▼

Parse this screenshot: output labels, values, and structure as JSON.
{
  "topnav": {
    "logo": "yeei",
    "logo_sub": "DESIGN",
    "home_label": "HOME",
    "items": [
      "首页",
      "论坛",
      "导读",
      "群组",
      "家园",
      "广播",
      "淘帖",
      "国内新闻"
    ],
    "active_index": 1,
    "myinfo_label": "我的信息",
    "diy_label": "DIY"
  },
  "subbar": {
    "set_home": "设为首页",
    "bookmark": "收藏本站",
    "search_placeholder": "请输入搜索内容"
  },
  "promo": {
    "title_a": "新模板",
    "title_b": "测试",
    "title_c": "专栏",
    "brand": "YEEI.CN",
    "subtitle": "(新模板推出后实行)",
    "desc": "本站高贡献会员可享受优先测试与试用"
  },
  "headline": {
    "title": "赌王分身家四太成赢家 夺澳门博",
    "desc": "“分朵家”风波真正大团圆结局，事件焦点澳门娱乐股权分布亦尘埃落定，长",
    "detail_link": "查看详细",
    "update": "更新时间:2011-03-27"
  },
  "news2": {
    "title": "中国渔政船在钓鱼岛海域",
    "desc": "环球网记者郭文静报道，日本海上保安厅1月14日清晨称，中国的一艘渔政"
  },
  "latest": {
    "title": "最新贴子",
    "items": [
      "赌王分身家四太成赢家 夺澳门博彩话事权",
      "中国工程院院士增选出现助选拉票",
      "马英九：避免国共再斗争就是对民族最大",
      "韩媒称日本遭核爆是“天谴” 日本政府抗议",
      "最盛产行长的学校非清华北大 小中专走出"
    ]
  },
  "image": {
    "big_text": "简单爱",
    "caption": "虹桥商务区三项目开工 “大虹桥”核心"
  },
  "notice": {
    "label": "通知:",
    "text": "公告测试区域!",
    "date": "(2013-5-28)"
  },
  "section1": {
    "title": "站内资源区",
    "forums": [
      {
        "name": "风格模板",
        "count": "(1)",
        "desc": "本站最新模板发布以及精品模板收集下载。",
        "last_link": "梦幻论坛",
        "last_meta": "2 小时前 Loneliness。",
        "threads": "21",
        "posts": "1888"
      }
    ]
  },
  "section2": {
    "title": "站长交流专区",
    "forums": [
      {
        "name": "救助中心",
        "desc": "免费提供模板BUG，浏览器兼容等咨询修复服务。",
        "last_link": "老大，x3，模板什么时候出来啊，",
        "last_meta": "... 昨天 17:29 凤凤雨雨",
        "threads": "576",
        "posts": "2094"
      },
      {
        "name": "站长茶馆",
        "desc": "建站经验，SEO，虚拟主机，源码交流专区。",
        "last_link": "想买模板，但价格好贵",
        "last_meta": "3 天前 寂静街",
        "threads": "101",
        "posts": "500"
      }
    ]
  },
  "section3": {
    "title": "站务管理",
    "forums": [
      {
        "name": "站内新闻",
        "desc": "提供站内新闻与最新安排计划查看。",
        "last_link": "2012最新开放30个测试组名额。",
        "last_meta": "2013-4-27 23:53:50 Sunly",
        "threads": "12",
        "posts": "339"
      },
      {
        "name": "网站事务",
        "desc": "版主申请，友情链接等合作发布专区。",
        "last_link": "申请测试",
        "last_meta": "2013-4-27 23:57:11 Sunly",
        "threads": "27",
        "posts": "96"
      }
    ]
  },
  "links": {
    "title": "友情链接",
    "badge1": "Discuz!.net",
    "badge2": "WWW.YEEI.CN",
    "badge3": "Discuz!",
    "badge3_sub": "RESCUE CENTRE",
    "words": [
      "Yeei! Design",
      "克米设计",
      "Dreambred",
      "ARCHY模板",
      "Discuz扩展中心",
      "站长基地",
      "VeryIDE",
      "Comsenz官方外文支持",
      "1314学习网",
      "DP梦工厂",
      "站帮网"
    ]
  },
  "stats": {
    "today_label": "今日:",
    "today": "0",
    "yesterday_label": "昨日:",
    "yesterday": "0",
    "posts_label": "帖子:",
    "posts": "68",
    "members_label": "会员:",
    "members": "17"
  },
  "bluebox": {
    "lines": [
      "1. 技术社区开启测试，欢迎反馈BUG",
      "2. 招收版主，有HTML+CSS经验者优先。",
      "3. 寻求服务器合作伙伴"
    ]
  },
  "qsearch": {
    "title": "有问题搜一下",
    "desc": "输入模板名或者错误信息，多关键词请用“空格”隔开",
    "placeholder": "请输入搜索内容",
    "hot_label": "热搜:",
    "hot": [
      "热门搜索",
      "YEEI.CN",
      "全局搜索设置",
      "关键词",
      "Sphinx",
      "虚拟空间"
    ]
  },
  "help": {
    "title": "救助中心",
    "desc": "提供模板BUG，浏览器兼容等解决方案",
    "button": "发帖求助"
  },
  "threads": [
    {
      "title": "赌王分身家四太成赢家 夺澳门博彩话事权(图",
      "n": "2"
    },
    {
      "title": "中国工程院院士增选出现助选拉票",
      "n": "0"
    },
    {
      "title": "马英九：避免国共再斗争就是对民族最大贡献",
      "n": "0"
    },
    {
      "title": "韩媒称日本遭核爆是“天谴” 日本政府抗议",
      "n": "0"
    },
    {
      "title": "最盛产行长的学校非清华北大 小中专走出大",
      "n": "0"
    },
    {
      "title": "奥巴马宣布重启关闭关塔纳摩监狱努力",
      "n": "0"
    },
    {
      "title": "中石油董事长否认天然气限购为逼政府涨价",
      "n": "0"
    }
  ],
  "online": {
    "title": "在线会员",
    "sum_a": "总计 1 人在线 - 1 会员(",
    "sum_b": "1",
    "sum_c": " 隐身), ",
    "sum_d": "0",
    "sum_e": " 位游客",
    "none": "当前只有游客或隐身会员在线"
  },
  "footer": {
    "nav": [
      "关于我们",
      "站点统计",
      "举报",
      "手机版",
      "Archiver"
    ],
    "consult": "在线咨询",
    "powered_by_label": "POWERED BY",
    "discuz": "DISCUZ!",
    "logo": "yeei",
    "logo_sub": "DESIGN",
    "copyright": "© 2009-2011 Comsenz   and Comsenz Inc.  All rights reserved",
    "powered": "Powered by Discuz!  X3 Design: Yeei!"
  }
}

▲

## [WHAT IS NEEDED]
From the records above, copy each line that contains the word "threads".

## [ANSWER]
        "threads": "21",
        "threads": "576",
        "threads": "101",
        "threads": "12",
        "threads": "27",
  "threads": [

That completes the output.